### Work instruction
Write out every entry exactly as it appears, omitting the pictures.

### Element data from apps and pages
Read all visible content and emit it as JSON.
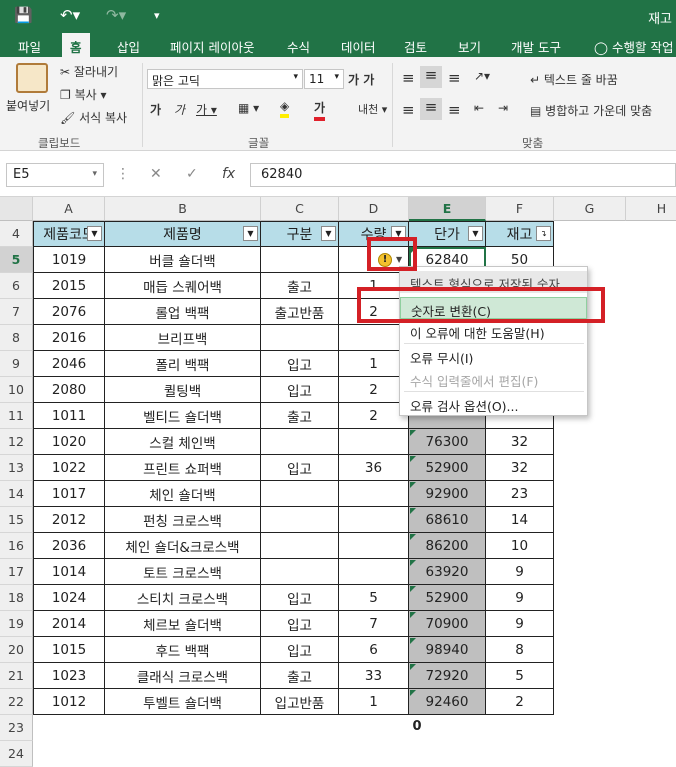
{
  "title": "재고",
  "tabs": [
    "파일",
    "홈",
    "삽입",
    "페이지 레이아웃",
    "수식",
    "데이터",
    "검토",
    "보기",
    "개발 도구"
  ],
  "tell_me": "수행할 작업",
  "ribbon": {
    "paste": "붙여넣기",
    "cut": "잘라내기",
    "copy": "복사",
    "format_painter": "서식 복사",
    "font_name": "맑은 고딕",
    "font_size": "11",
    "wrap_text": "텍스트 줄 바꿈",
    "merge_center": "병합하고 가운데 맞춤",
    "groups": {
      "clipboard": "클립보드",
      "font": "글꼴",
      "alignment": "맞춤"
    }
  },
  "formula_bar": {
    "name_box": "E5",
    "fx": "fx",
    "value": "62840"
  },
  "columns": [
    "A",
    "B",
    "C",
    "D",
    "E",
    "F",
    "G",
    "H"
  ],
  "headers": [
    "제품코드",
    "제품명",
    "구분",
    "수량",
    "단가",
    "재고"
  ],
  "rows": [
    {
      "n": "5",
      "a": "1019",
      "b": "버클 숄더백",
      "c": "",
      "d": "",
      "e": "62840",
      "f": "50"
    },
    {
      "n": "6",
      "a": "2015",
      "b": "매듭 스퀘어백",
      "c": "출고",
      "d": "1",
      "e": "",
      "f": ""
    },
    {
      "n": "7",
      "a": "2076",
      "b": "롤업 백팩",
      "c": "출고반품",
      "d": "2",
      "e": "",
      "f": ""
    },
    {
      "n": "8",
      "a": "2016",
      "b": "브리프백",
      "c": "",
      "d": "",
      "e": "",
      "f": ""
    },
    {
      "n": "9",
      "a": "2046",
      "b": "폴리 백팩",
      "c": "입고",
      "d": "1",
      "e": "",
      "f": ""
    },
    {
      "n": "10",
      "a": "2080",
      "b": "퀼팅백",
      "c": "입고",
      "d": "2",
      "e": "",
      "f": ""
    },
    {
      "n": "11",
      "a": "1011",
      "b": "벨티드 숄더백",
      "c": "출고",
      "d": "2",
      "e": "",
      "f": ""
    },
    {
      "n": "12",
      "a": "1020",
      "b": "스컬 체인백",
      "c": "",
      "d": "",
      "e": "76300",
      "f": "32"
    },
    {
      "n": "13",
      "a": "1022",
      "b": "프린트 쇼퍼백",
      "c": "입고",
      "d": "36",
      "e": "52900",
      "f": "32"
    },
    {
      "n": "14",
      "a": "1017",
      "b": "체인 숄더백",
      "c": "",
      "d": "",
      "e": "92900",
      "f": "23"
    },
    {
      "n": "15",
      "a": "2012",
      "b": "펀칭 크로스백",
      "c": "",
      "d": "",
      "e": "68610",
      "f": "14"
    },
    {
      "n": "16",
      "a": "2036",
      "b": "체인 숄더&크로스백",
      "c": "",
      "d": "",
      "e": "86200",
      "f": "10"
    },
    {
      "n": "17",
      "a": "1014",
      "b": "토트 크로스백",
      "c": "",
      "d": "",
      "e": "63920",
      "f": "9"
    },
    {
      "n": "18",
      "a": "1024",
      "b": "스티치 크로스백",
      "c": "입고",
      "d": "5",
      "e": "52900",
      "f": "9"
    },
    {
      "n": "19",
      "a": "2014",
      "b": "체르보 숄더백",
      "c": "입고",
      "d": "7",
      "e": "70900",
      "f": "9"
    },
    {
      "n": "20",
      "a": "1015",
      "b": "후드 백팩",
      "c": "입고",
      "d": "6",
      "e": "98940",
      "f": "8"
    },
    {
      "n": "21",
      "a": "1023",
      "b": "클래식 크로스백",
      "c": "출고",
      "d": "33",
      "e": "72920",
      "f": "5"
    },
    {
      "n": "22",
      "a": "1012",
      "b": "투벨트 숄더백",
      "c": "입고반품",
      "d": "1",
      "e": "92460",
      "f": "2"
    }
  ],
  "extra_rows": [
    "23",
    "24"
  ],
  "sum_value": "0",
  "context_menu": {
    "title": "텍스트 형식으로 저장된 숫자",
    "items": [
      "숫자로 변환(C)",
      "이 오류에 대한 도움말(H)",
      "오류 무시(I)",
      "수식 입력줄에서 편집(F)",
      "오류 검사 옵션(O)..."
    ]
  },
  "colors": {
    "accent": "#217346",
    "header_fill": "#b7dde8",
    "selection_fill": "#bfbfbf",
    "highlight_box": "#d42026"
  }
}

### Exercise answer
Read all visible content and emit it as JSON.
{
  "title": "재고",
  "tabs": [
    "파일",
    "홈",
    "삽입",
    "페이지 레이아웃",
    "수식",
    "데이터",
    "검토",
    "보기",
    "개발 도구"
  ],
  "tell_me": "수행할 작업",
  "ribbon": {
    "paste": "붙여넣기",
    "cut": "잘라내기",
    "copy": "복사",
    "format_painter": "서식 복사",
    "font_name": "맑은 고딕",
    "font_size": "11",
    "wrap_text": "텍스트 줄 바꿈",
    "merge_center": "병합하고 가운데 맞춤",
    "groups": {
      "clipboard": "클립보드",
      "font": "글꼴",
      "alignment": "맞춤"
    }
  },
  "formula_bar": {
    "name_box": "E5",
    "fx": "fx",
    "value": "62840"
  },
  "columns": [
    "A",
    "B",
    "C",
    "D",
    "E",
    "F",
    "G",
    "H"
  ],
  "headers": [
    "제품코드",
    "제품명",
    "구분",
    "수량",
    "단가",
    "재고"
  ],
  "rows": [
    {
      "n": "5",
      "a": "1019",
      "b": "버클 숄더백",
      "c": "",
      "d": "",
      "e": "62840",
      "f": "50"
    },
    {
      "n": "6",
      "a": "2015",
      "b": "매듭 스퀘어백",
      "c": "출고",
      "d": "1",
      "e": "",
      "f": ""
    },
    {
      "n": "7",
      "a": "2076",
      "b": "롤업 백팩",
      "c": "출고반품",
      "d": "2",
      "e": "",
      "f": ""
    },
    {
      "n": "8",
      "a": "2016",
      "b": "브리프백",
      "c": "",
      "d": "",
      "e": "",
      "f": ""
    },
    {
      "n": "9",
      "a": "2046",
      "b": "폴리 백팩",
      "c": "입고",
      "d": "1",
      "e": "",
      "f": ""
    },
    {
      "n": "10",
      "a": "2080",
      "b": "퀼팅백",
      "c": "입고",
      "d": "2",
      "e": "",
      "f": ""
    },
    {
      "n": "11",
      "a": "1011",
      "b": "벨티드 숄더백",
      "c": "출고",
      "d": "2",
      "e": "",
      "f": ""
    },
    {
      "n": "12",
      "a": "1020",
      "b": "스컬 체인백",
      "c": "",
      "d": "",
      "e": "76300",
      "f": "32"
    },
    {
      "n": "13",
      "a": "1022",
      "b": "프린트 쇼퍼백",
      "c": "입고",
      "d": "36",
      "e": "52900",
      "f": "32"
    },
    {
      "n": "14",
      "a": "1017",
      "b": "체인 숄더백",
      "c": "",
      "d": "",
      "e": "92900",
      "f": "23"
    },
    {
      "n": "15",
      "a": "2012",
      "b": "펀칭 크로스백",
      "c": "",
      "d": "",
      "e": "68610",
      "f": "14"
    },
    {
      "n": "16",
      "a": "2036",
      "b": "체인 숄더&크로스백",
      "c": "",
      "d": "",
      "e": "86200",
      "f": "10"
    },
    {
      "n": "17",
      "a": "1014",
      "b": "토트 크로스백",
      "c": "",
      "d": "",
      "e": "63920",
      "f": "9"
    },
    {
      "n": "18",
      "a": "1024",
      "b": "스티치 크로스백",
      "c": "입고",
      "d": "5",
      "e": "52900",
      "f": "9"
    },
    {
      "n": "19",
      "a": "2014",
      "b": "체르보 숄더백",
      "c": "입고",
      "d": "7",
      "e": "70900",
      "f": "9"
    },
    {
      "n": "20",
      "a": "1015",
      "b": "후드 백팩",
      "c": "입고",
      "d": "6",
      "e": "98940",
      "f": "8"
    },
    {
      "n": "21",
      "a": "1023",
      "b": "클래식 크로스백",
      "c": "출고",
      "d": "33",
      "e": "72920",
      "f": "5"
    },
    {
      "n": "22",
      "a": "1012",
      "b": "투벨트 숄더백",
      "c": "입고반품",
      "d": "1",
      "e": "92460",
      "f": "2"
    }
  ],
  "extra_rows": [
    "23",
    "24"
  ],
  "sum_value": "0",
  "context_menu": {
    "title": "텍스트 형식으로 저장된 숫자",
    "items": [
      "숫자로 변환(C)",
      "이 오류에 대한 도움말(H)",
      "오류 무시(I)",
      "수식 입력줄에서 편집(F)",
      "오류 검사 옵션(O)..."
    ]
  },
  "colors": {
    "accent": "#217346",
    "header_fill": "#b7dde8",
    "selection_fill": "#bfbfbf",
    "highlight_box": "#d42026"
  }
}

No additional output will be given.